But today, the training is about how one would integrate Chiri-dō fighting styles with ShugendōThe mystical path or religion practiced by the yamabushi.The mystical path or religion practiced by the yamabushi.. Though I once followed the way of the yamabushiThe yamabushi were (and still are) a group of mystical ascetics who live high in the mountains, practicing a nature-based spiritual path called Shugendō. In the world of the ninja coder, they’re invaluable to any clan that aims to conquer more than a tiny territory, because their knowledge of the trails and mountain passes is critical for moving troops and supplies from place to place. The word “yamabushi” is both singular and plural; it can mean the group or a single mountain man.Mystical mountain warriors who know the trails and passes in the mountains, and can help clans move troops and supplies around. The word “yamabushi” is both singular and plural; it can mean the group or a single mountain man., I have forgotten much… and I certainly do not perform any yamabushi duties for Clan Noriaibasha. Hence, Makishi and I have little to do here today.

We are writing scrolls of what we have learned so far. Next week, we must meet with some of the samurai and start planning out our strategies. This campaign will be long and hard, and it will involve a great many things we have never done before.

Luckily, it seems unlikely that I will have to use the strange, double-edged, straight sword from the mainland. That distasteful type of combat will mostly fall to the samurai.

A Week Full of Training

Tuesday, August 2nd, 2011

This week, I am assigned to learn about the Chiri-dō ryūA school, tradition, or style in martial arts., which is a strange and complicated fighting style that we will be using in the Shiemesu Raisei campaign. Every morning, I must arrive bright and early at a castle owned by one of our allies, where they train us in the courtyard for hours. It is grueling and unpleasant training, but my orders are to learn. If we do not understand this fighting style, we will not be able to even begin our campaign, much less succeed.

Makishi is with me, and we occasionally amuse ourselves with comments and criticisms of the Chiri-dō’s failings. Truly, it also has many powerful moves and promotes many excellent strategies. But we see some ways in which we wish it could be improved.

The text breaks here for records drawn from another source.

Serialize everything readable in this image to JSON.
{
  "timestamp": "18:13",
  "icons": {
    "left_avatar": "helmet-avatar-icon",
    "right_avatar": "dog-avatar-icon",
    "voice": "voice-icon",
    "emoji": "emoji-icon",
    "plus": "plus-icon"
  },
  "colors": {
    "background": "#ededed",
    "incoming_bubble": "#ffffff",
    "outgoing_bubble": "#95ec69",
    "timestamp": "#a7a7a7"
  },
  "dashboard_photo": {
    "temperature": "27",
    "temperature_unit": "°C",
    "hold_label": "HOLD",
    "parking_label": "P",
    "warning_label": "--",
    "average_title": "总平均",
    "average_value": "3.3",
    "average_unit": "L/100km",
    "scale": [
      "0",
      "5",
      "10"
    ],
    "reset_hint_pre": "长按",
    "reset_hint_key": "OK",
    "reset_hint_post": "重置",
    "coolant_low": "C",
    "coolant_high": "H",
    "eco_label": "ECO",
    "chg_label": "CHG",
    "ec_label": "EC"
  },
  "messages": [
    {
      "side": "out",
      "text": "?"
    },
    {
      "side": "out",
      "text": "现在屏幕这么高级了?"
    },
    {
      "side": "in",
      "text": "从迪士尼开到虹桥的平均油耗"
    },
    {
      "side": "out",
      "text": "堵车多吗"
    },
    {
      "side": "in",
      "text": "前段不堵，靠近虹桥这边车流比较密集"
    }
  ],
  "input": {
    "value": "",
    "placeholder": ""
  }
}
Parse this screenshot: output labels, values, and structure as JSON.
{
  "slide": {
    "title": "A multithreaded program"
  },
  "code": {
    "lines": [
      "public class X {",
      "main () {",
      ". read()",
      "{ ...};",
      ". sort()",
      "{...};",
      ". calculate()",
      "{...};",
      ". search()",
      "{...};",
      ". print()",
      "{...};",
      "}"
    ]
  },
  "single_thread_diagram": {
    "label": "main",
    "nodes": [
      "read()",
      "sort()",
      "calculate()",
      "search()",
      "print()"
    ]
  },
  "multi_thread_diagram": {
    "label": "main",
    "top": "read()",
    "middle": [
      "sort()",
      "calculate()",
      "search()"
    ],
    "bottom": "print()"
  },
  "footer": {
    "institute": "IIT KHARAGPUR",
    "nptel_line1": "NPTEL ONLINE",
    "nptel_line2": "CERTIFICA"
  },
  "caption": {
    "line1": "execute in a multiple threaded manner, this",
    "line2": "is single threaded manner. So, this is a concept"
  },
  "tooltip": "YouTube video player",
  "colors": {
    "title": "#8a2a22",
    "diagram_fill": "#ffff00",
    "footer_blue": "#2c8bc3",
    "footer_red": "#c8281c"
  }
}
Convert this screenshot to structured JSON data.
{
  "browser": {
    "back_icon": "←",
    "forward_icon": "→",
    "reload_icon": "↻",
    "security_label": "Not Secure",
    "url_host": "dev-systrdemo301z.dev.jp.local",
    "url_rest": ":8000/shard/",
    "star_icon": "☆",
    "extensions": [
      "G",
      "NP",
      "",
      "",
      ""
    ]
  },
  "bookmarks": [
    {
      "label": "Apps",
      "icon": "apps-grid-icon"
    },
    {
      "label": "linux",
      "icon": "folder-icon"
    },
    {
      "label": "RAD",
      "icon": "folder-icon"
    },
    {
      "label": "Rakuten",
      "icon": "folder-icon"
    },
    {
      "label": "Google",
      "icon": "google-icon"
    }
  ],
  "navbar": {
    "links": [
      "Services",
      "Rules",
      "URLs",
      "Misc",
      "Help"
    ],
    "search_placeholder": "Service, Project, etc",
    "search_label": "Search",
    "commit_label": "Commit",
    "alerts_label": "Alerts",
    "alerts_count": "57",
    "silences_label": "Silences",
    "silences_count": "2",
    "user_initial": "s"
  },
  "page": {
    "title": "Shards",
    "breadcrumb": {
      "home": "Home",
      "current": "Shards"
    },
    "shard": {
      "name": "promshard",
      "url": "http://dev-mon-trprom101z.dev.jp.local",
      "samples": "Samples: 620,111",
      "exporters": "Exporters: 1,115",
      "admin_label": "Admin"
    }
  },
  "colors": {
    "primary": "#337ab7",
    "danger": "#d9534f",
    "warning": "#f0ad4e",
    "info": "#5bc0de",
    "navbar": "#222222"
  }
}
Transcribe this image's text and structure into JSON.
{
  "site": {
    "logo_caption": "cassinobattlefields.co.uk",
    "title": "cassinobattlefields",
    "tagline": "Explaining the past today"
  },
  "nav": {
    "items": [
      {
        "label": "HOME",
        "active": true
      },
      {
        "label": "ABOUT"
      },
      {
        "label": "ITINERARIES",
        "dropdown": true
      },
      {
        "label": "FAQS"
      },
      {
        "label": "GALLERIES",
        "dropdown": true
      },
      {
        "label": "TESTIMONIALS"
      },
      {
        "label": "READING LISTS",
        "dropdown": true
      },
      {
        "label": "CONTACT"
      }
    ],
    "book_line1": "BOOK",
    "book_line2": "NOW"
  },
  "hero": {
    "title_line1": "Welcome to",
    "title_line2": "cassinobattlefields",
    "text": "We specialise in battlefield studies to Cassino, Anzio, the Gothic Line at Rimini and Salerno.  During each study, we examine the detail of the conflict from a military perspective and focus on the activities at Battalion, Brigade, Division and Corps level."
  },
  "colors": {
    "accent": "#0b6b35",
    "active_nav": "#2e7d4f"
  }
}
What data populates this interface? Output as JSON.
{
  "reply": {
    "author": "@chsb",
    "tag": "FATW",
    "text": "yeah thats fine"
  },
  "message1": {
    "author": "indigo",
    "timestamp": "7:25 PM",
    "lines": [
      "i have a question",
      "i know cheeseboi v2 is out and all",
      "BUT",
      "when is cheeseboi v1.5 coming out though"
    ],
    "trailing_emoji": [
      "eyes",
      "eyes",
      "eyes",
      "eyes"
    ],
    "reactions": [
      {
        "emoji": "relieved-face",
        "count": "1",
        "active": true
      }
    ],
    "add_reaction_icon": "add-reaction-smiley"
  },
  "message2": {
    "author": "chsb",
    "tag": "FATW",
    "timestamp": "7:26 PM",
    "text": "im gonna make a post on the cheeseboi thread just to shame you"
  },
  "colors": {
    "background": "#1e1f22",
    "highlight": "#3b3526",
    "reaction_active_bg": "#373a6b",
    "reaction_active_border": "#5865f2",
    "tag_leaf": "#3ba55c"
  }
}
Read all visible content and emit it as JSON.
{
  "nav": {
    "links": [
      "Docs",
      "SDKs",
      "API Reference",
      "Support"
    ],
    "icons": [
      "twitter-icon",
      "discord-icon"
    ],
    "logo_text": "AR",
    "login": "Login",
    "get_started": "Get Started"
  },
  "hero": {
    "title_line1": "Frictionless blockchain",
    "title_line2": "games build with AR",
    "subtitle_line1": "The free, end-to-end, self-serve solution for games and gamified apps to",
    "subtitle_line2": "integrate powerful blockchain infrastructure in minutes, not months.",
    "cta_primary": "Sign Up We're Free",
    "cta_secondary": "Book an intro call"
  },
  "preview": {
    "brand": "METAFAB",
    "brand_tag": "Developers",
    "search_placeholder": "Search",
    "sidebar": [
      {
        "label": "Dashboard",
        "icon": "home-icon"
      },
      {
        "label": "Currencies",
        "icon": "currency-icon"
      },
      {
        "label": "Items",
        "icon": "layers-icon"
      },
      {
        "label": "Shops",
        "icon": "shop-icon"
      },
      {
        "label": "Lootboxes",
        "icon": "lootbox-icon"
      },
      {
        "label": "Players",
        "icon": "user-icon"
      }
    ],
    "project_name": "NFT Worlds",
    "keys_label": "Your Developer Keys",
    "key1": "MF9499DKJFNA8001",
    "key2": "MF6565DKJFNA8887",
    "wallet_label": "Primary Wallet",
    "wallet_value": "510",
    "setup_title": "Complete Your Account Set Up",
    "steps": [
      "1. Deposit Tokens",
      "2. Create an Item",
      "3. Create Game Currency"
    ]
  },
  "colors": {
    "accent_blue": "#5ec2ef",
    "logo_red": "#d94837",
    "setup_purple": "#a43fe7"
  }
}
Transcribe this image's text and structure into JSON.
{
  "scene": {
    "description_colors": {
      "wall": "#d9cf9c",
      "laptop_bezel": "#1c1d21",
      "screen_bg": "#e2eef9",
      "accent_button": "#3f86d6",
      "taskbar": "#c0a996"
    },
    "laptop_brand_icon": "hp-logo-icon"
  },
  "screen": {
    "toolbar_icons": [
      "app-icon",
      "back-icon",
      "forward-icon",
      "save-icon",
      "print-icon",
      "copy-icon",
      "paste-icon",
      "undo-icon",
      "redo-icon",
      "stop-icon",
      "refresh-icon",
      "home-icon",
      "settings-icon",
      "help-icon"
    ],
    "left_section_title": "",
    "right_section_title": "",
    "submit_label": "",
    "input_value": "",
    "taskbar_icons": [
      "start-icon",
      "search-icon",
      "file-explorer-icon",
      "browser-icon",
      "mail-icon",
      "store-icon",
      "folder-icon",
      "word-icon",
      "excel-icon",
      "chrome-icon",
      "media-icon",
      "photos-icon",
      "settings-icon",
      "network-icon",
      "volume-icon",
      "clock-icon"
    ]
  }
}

I am very busy this week, and the training gives me little time to write any of these tales. Perhaps I may manage to send a few short messages soon, but I cannot guarantee it.